Over the last decade or so, I’ve gotten to know Chris McDaniel pretty well, professionally and socially. We’ve been together in laid-back, family situations and at red-meat, Confederate flag-waving rallies. He’s the same guy, either way.
Though I agree with him on most issues, politics aren’t even a factor in my regard for him as a man. If he were a tree-hugging, skinny jeans-wearing commie or the fire-breathing, heartless conservative wacko that most of the media portrays him to be, it wouldn’t matter to me.
He’s just a good guy who gets a bad rap from the people on the gravy train that he’s trying to derail. That’s what he fought so hard to do in 2014, and he did it the right way — despite some reports to the contrary — and he rode a groundswell of grassroots support to win the Republican vote.
During the campaign, he knew that the odds and entities were against him. But he worked hard and brought his message of returning the Republican party to its core values of conservatism. And while he was talking about his values, his opponent’s people were compromising theirs, buying the votes of lifelong Democrats and making deals that were so dark, they had to slip out of the back room and into the back alley.
Chris knew what was going on. Still, he didn’t resort to underhanded tactics, unethical or illegal. He stayed above board, in message and in deed. All he wanted to do was debate Sen. Thad Cochran, then let the people vote their conscience, based on ideals and principles. That’s it.
In any campaign, there are people and groups on the fringes who want to latch on, even though the candidate would rather they not tell anyone or put signs in their yard or on their vehicle. That’s the case with all political parties and wings within them, but it’s especially prevalent with challengers. The mere presence of certain supporters is a liability, but no candidate wants to turn away an entire voting bloc … as long as they’re quiet about it!
Chris was always the consummate gentleman and more patient than I could ever be, even with the ones who only wanted to gripe or monopolize his time while a line of people waited to greet him. Even the tin-foil-hat-wearers who wanted to talk about every issue from “the real cause of the War of Northern Aggression” to contrails and the real perpetrators of 9/11 … Chris was civil and patient with them all. Still is.
He was even cordial to a Wicker campaign spy who came to our office, video camera in hand, to record every move he made and every word he said during a book-signing at our office last month. It’s like that everywhere he goes, and he handles it in stride.
But there was one night at his house a couple of years ago that I saw Chris quickly disassociate himself from someone. The man was from out of town. He said he was with the national Libertarian Party. He was a friend of a friend at a gathering of about 10 of us. I don’t remember his name or who he came there with …

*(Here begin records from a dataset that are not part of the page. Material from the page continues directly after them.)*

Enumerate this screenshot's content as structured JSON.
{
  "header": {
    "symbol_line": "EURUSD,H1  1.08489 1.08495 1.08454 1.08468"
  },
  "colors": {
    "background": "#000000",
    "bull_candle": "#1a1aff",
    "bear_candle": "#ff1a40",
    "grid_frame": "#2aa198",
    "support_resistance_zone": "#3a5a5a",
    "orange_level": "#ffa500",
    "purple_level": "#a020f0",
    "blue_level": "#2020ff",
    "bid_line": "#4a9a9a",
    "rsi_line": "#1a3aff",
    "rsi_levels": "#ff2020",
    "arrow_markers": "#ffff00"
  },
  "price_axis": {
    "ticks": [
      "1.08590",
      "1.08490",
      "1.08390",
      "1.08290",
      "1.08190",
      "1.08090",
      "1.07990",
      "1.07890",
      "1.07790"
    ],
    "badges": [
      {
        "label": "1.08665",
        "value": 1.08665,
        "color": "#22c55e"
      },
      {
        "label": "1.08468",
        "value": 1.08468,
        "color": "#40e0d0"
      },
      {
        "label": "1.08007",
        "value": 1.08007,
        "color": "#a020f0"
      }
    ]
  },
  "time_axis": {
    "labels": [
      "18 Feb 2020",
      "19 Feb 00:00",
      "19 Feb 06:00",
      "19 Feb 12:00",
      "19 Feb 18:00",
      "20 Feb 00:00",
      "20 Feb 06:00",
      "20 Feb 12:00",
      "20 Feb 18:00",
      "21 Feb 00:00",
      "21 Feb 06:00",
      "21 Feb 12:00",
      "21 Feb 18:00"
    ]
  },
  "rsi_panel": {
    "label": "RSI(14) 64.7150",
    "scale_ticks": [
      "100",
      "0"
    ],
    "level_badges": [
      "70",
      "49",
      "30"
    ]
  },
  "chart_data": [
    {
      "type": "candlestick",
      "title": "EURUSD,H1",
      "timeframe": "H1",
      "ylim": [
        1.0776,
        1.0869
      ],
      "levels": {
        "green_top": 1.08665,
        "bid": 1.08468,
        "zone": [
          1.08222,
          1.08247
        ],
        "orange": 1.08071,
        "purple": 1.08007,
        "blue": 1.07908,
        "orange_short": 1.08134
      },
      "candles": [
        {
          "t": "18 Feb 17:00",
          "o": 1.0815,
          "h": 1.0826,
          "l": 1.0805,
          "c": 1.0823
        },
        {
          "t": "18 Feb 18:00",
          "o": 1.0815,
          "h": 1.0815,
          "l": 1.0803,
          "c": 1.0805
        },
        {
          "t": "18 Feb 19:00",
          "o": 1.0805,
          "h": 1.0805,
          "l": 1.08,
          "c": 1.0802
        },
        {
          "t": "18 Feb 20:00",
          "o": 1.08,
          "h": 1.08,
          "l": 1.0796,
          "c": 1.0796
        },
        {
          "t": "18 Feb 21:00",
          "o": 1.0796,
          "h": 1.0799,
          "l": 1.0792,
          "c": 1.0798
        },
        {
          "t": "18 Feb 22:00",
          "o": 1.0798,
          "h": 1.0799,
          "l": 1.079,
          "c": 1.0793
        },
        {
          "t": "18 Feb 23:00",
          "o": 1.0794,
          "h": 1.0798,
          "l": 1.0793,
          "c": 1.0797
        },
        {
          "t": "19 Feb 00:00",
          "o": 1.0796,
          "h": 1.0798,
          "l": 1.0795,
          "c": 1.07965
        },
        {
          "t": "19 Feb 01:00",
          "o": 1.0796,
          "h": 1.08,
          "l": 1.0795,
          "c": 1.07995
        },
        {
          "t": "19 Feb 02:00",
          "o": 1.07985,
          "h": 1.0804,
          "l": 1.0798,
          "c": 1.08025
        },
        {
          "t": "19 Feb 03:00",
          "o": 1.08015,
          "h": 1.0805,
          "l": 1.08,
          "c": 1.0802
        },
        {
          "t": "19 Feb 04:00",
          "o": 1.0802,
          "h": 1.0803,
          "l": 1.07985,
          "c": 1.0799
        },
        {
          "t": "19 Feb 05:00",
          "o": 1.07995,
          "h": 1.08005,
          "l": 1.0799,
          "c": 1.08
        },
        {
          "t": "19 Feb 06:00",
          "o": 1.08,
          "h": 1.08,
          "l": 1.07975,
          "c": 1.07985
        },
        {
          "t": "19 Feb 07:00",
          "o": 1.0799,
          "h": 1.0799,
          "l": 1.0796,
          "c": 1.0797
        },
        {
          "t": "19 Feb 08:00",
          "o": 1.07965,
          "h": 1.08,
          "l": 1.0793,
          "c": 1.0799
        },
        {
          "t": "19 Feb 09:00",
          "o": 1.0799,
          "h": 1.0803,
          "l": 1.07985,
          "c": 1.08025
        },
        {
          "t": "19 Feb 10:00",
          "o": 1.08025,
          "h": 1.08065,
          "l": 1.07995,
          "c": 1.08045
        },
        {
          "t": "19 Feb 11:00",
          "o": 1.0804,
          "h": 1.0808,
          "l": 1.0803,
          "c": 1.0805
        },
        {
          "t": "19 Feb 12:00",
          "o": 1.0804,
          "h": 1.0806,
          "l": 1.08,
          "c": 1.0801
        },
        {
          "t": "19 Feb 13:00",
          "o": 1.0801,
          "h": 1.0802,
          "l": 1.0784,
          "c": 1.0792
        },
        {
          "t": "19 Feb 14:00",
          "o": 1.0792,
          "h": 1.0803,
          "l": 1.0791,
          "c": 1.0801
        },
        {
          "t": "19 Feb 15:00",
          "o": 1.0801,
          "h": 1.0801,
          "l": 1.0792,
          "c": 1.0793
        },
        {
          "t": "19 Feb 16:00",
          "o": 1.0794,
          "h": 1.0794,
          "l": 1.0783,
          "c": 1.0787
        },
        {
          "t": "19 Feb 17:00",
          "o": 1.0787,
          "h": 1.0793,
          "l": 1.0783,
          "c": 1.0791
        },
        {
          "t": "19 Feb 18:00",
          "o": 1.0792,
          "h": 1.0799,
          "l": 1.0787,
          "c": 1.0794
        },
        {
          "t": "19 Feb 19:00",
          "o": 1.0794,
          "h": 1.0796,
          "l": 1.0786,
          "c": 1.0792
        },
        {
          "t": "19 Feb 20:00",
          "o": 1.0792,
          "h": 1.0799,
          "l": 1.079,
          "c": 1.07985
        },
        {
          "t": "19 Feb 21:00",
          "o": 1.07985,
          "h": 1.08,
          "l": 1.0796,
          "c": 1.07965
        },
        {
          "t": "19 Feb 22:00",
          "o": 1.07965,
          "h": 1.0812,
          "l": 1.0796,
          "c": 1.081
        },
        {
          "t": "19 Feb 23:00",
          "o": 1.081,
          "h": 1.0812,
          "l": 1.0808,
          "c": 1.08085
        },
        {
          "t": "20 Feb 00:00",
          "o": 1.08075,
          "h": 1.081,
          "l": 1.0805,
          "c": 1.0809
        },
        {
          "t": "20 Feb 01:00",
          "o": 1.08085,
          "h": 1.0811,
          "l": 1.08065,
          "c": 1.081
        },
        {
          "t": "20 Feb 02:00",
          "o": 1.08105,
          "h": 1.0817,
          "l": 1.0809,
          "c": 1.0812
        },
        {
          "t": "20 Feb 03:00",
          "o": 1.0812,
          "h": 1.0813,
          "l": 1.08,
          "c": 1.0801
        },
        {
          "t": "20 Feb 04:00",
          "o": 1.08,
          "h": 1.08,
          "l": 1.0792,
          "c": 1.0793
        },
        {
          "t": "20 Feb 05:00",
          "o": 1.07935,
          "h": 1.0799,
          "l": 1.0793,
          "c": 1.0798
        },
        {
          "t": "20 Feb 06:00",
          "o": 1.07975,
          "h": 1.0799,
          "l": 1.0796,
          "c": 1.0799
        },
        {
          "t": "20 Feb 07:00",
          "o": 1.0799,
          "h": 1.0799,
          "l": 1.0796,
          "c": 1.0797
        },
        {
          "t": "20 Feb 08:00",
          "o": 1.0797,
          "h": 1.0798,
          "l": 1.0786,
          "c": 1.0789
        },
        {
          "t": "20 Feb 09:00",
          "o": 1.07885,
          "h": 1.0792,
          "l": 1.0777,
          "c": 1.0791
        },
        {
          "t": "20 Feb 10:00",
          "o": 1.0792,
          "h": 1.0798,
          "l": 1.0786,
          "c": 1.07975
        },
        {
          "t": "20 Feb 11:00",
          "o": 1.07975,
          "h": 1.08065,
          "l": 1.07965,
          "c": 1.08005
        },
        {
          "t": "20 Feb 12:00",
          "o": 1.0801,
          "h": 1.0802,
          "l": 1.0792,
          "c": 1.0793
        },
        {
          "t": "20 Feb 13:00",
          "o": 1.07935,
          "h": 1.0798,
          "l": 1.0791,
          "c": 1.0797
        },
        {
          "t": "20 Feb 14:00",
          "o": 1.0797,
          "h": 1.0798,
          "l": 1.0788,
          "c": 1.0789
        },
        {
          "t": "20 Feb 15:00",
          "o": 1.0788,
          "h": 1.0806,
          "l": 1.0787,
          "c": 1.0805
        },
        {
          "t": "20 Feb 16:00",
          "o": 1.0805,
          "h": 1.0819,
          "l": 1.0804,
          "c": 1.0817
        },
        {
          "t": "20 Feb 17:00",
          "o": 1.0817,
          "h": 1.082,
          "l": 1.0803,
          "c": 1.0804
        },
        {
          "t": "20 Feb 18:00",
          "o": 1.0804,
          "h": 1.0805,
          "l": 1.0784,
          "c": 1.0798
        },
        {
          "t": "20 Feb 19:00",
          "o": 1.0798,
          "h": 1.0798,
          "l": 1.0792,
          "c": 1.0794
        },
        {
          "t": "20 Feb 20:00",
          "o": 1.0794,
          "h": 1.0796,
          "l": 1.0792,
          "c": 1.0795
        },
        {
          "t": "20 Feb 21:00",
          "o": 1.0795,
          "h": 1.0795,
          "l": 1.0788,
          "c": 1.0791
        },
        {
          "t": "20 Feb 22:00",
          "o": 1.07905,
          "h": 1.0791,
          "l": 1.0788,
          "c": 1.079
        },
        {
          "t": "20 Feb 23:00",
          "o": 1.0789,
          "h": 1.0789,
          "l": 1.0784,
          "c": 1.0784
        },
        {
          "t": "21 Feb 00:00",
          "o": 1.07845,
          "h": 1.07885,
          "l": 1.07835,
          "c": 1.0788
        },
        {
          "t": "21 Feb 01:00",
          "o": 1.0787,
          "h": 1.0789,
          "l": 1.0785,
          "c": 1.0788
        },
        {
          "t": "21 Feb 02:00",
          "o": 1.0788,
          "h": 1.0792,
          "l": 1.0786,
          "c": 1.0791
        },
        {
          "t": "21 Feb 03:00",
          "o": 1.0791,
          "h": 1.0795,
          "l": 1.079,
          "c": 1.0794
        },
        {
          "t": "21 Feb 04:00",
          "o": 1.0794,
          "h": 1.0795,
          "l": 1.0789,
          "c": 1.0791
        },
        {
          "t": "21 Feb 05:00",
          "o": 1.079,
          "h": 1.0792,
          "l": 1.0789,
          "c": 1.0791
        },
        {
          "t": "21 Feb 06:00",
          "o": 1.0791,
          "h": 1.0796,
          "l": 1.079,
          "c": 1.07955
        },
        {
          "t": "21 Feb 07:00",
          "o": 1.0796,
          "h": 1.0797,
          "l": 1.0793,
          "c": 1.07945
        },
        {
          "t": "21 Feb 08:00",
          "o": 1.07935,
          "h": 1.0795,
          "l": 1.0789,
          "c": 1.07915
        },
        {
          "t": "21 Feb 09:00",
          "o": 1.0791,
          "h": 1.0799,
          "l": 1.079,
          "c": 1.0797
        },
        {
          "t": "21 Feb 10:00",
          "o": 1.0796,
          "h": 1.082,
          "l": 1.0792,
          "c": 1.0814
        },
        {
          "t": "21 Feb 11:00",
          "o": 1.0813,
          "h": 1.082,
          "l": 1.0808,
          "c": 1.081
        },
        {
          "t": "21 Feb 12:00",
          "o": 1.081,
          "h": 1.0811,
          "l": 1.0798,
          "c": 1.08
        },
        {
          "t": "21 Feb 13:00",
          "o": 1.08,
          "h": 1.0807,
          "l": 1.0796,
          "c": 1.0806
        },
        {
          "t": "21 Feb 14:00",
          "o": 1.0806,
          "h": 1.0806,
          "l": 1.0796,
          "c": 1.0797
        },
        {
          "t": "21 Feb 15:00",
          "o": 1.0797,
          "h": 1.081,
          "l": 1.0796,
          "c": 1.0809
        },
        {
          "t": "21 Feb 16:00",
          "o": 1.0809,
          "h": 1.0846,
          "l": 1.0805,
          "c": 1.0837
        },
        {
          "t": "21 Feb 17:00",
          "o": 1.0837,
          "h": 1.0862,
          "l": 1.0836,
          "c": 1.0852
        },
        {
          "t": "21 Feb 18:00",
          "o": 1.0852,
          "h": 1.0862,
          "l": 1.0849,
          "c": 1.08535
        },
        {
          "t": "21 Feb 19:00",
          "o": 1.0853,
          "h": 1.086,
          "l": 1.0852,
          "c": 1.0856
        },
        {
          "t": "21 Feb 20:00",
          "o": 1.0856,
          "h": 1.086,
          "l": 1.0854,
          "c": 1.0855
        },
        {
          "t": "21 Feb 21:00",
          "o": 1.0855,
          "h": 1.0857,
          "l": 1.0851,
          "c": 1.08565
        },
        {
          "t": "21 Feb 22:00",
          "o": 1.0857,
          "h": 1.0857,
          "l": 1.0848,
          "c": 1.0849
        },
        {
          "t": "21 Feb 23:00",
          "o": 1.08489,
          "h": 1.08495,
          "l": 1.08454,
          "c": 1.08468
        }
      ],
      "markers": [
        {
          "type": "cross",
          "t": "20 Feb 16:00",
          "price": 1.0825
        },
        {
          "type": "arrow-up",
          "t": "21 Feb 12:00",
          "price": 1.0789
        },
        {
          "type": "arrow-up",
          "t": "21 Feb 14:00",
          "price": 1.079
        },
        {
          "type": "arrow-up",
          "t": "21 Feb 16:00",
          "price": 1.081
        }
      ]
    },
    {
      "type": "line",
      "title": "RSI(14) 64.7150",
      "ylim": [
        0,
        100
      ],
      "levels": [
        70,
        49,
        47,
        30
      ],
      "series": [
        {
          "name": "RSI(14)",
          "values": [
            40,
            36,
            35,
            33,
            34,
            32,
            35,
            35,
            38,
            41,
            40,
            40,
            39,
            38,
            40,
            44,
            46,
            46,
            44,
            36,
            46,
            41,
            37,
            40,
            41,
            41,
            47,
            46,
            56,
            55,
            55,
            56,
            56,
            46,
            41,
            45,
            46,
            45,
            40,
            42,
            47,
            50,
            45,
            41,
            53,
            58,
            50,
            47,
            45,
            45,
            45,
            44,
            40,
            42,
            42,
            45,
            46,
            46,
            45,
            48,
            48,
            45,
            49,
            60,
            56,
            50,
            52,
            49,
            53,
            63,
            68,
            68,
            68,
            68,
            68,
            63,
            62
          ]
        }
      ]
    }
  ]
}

I could find out, but I don’t want to explain why I’m asking. Chris probably wouldn’t want me to write anything about it. Though he’s never asked me to write — or not write — anything, there’s always been an unspoken rule that social stuff stays social. I’m only reporting if I have my notebook out and it’s clear that the meeting is business. Otherwise, everything is off the record.
Not that there’s been anything to hide, mind you. I’ve never witnessed lampshade-on-the-head naked dances to the Saturday Night Fever soundtrack or anything like that. But Chris has been plainspoken about politicians and issues while wearing a backward baseball cap and puffing on a Montecristo, just being one of the guys, so I know he’s comfortable around me. He busts chops with his old buddies. Their time together is an important reminder that politics and social media aren’t everything. Hell, they aren’t even the real world.
OK, after all of that buildup — and going back and forth in my mind about whether I should break our code and reveal what I witnessed that night — back to my story.
This visitor was trying to get Chris to switch to the Libertarian Party and run for Rep. Steven Palazzo’s seat. That’s something a lot of people were asking Chris to do at the time, only as a Republican.
But then the man started pitching Chris about what he could offer to his campaign. The man told Chris that he had access to technology that would “hack into people’s Facebook accounts” — and I distinctly remember this guy using the word “hack” — and use their information to target potential like-minded voters.
I don’t remember any details about it. In fact, I don’t remember the conversation reaching that stage. I do, however, remember Chris chuckling and saying, “I don’t want any part of that” and changing the subject.
I also remember how odd it seemed that a Libertarian, who is supposed to be anti-government intrusion and anti-corporate overreach and all about citizens’ privacy rights, was pitching this kind of technology to a Libertarian-leaning candidate.
It’s all sort of surreal now, recalling that interaction and seeing the huge national scandal that’s being made of Cambridge Analytica, the backlash against Facebook and the awakening of its users about the way private information is being mined by companies and campaigns.
And now I’m breaching the rules of data I obtained legally during a social occasion but didn’t get permission to use for publication.
I just think it’s important for people to know what I saw and heard that night. It says a lot about the kind of man Chris is. Even though he was done wrong, he refused to do wrong.
Mark Thornton is chief of the Laurel Leader-Call. Email him at firstname.lastname@example.org.